Probably. But the canvas has also changed. The British royal family (not just the Queen) is more popular now and certainly more attractive. Indeed, royal families all over Europe have become more popular. They have, indeed, become feminised. Although both the first and second in line to the British throne are men, many of the current European heirs are women, and changes in laws of succession have regularised what were previously anomalies (princesses without brothers). Britain’s recent succession rule change won’t apply for at least two generations, but it reflects not only a commitment to gender equality, but also a popular embrace of the legitimacy of female monarchs.

It also reflects other shifts. Royal heirs these days are permitted to marry commoners. All over Europe, as in Britain, crown princes and princesses have married non-royals. Unlike in the past (tragically illustrated in the arranged marriage of Charles and Diana) they now marry for love. Australia even has its own fairy-tale story of the ordinary girl who met a prince, disguised as a commoner, in a Sydney pub, during the 2000 Olympics, and who is now Crown Princess Mary of Denmark.

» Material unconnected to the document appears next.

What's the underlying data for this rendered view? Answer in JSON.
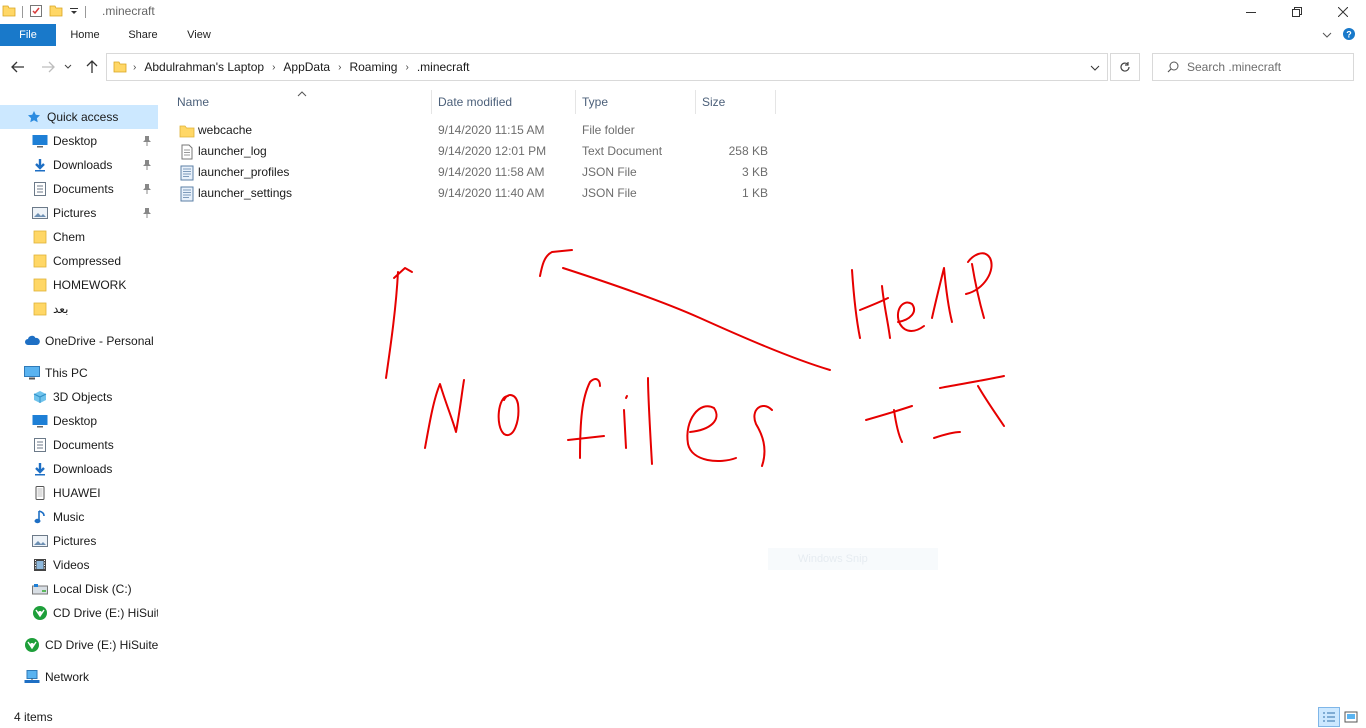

The photos of young royals, and those of their spouses and their pretty children, adorn the covers of the multiple popular magazines one sees at supermarket check-out counters. They are the dignified antidote to films stars and the growing number of in-your-face celebrities. Although men, no doubt, read these magazines, it’s a sure bet that the majority of readers are women, and that a significant percentage of these readers are young. I would bet, too, that the demographic of monarchists has shifted since 1999; that the women who opposed the republic back then tended to be older but that younger women have now joined them. What monarchism seems to offer now is an attractive image of family life; young couples in love; adorable babies; beautiful clothes, a glamorous lifestyle that is at once out of reach, and also aspirational. Republicanism, in contrast, offers a colour-free story of sovereignty, a purely political (or even worse, a constitutional) object. It promises change without rationale other than the realignment of power. Its lack of appeal is compounded when men monopolise the field.

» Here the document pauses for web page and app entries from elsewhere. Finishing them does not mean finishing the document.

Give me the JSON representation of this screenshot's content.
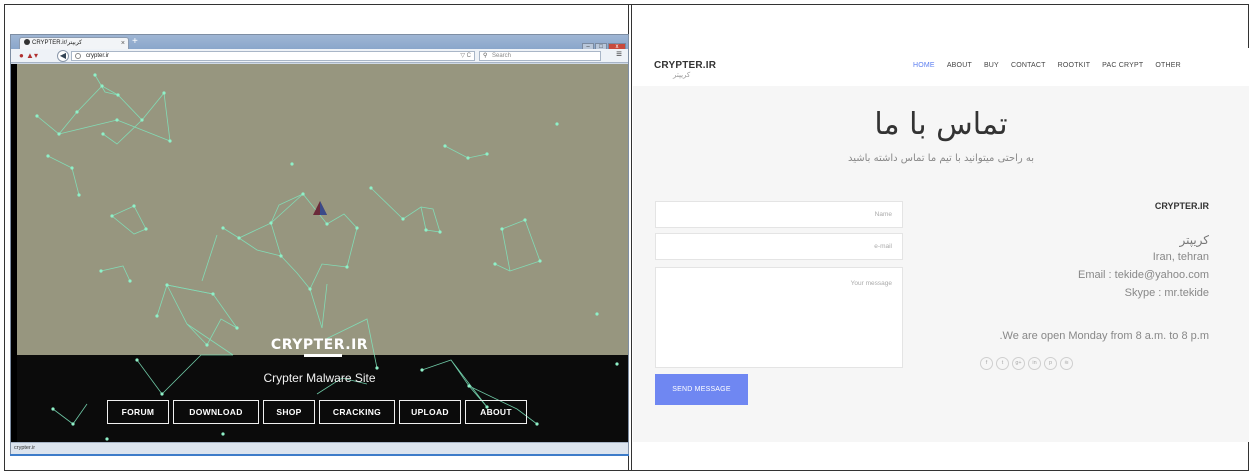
{
  "browser": {
    "tab_title": "CRYPTER.ir/کریپتر",
    "tab_close": "×",
    "new_tab": "+",
    "back": "◀",
    "url": "crypter.ir",
    "reload": "▽ C",
    "search_placeholder": "Search",
    "menu": "≡",
    "status_url": "crypter.ir",
    "win_min": "–",
    "win_max": "□",
    "win_close": "x"
  },
  "landing": {
    "logo": "CRYPTER.IR",
    "tagline": "Crypter Malware Site",
    "nav": [
      "FORUM",
      "DOWNLOAD",
      "SHOP",
      "CRACKING",
      "UPLOAD",
      "ABOUT"
    ]
  },
  "contact_page": {
    "brand": "CRYPTER.IR",
    "brand_sub": "کریپتر",
    "nav": [
      "HOME",
      "ABOUT",
      "BUY",
      "CONTACT",
      "ROOTKIT",
      "PAC CRYPT",
      "OTHER"
    ],
    "active_nav": "HOME",
    "title": "تماس با ما",
    "subtitle": "به راحتی میتوانید با تیم ما تماس داشته باشید",
    "form": {
      "name_placeholder": "Name",
      "email_placeholder": "e-mail",
      "message_placeholder": "Your message",
      "send_label": "SEND MESSAGE"
    },
    "info": {
      "title": "CRYPTER.IR",
      "name_fa": "کریپتر",
      "location": "Iran, tehran",
      "email": "Email : tekide@yahoo.com",
      "skype": "Skype : mr.tekide",
      "hours": ".We are open Monday from 8 a.m. to 8 p.m"
    },
    "socials": [
      {
        "icon": "facebook-icon",
        "glyph": "f"
      },
      {
        "icon": "twitter-icon",
        "glyph": "t"
      },
      {
        "icon": "google-plus-icon",
        "glyph": "g+"
      },
      {
        "icon": "linkedin-icon",
        "glyph": "in"
      },
      {
        "icon": "pinterest-icon",
        "glyph": "p"
      },
      {
        "icon": "rss-icon",
        "glyph": "≋"
      }
    ]
  },
  "colors": {
    "accent": "#6f87f2",
    "canvas": "#97967f",
    "network_line": "#7fe8bf"
  }
}
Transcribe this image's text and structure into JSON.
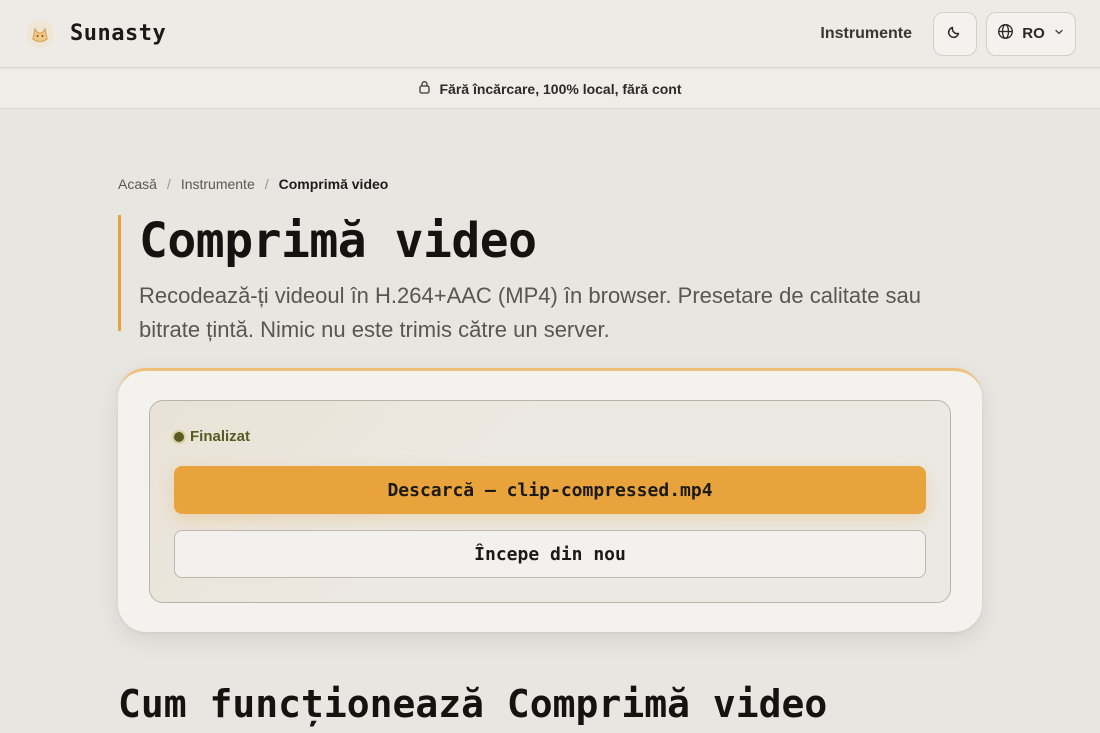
{
  "header": {
    "brand_name": "Sunasty",
    "nav_link": "Instrumente",
    "language": "RO"
  },
  "banner": {
    "text": "Fără încărcare, 100% local, fără cont"
  },
  "breadcrumb": {
    "home": "Acasă",
    "tools": "Instrumente",
    "current": "Comprimă video",
    "separator": "/"
  },
  "hero": {
    "title": "Comprimă video",
    "description": "Recodează-ți videoul în H.264+AAC (MP4) în browser. Presetare de calitate sau bitrate țintă. Nimic nu este trimis către un server."
  },
  "result": {
    "status": "Finalizat",
    "download_label": "Descarcă — clip-compressed.mp4",
    "restart_label": "Începe din nou"
  },
  "section": {
    "title": "Cum funcționează Comprimă video"
  },
  "colors": {
    "accent": "#e8a33c",
    "status": "#5a5a21",
    "background": "#e8e6e1"
  }
}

We should understand these values, not sneer at them. It is not demeaning to suggest that the monarchy, as currently imagined, is inherently more attractive to women. Politics is an unpopular domain all around the democratic world these days, and I would bet that women are especially turned-off by the growing nastiness of party political squabbles. The challenge, it seems, is to find a way of detaching republicanism from this domain: ‘aestheticising’ it, giving it the type of warmth that young royals currently radiate. I say this as a dedicated Australian republican and as a feminist; but also as one for whom happy families are a positive ideal.

I don’t know how it can be done. But, 'feminising' the republic – as has happened with the monarchy – may be a good start. We should have more female Governors-General. We should encourage the idea that the Governor-General might be transformed into our republican head of state, and that she (or he) might serve (as William Deane did, or Michelle Obama does in America) as a beloved national, even 'parental', figure. There is time. There is currently no sign of pro-republic political will, let alone a groundswell of popular opinion. Only 48% of Australians at present favour a republic (in the halcyon days, it was over 60%). Obviously a lot of men are also unimpressed. But, if the republican movement wants to make a fresh start, let's start at least with what was sidelined last time: the women's perspective.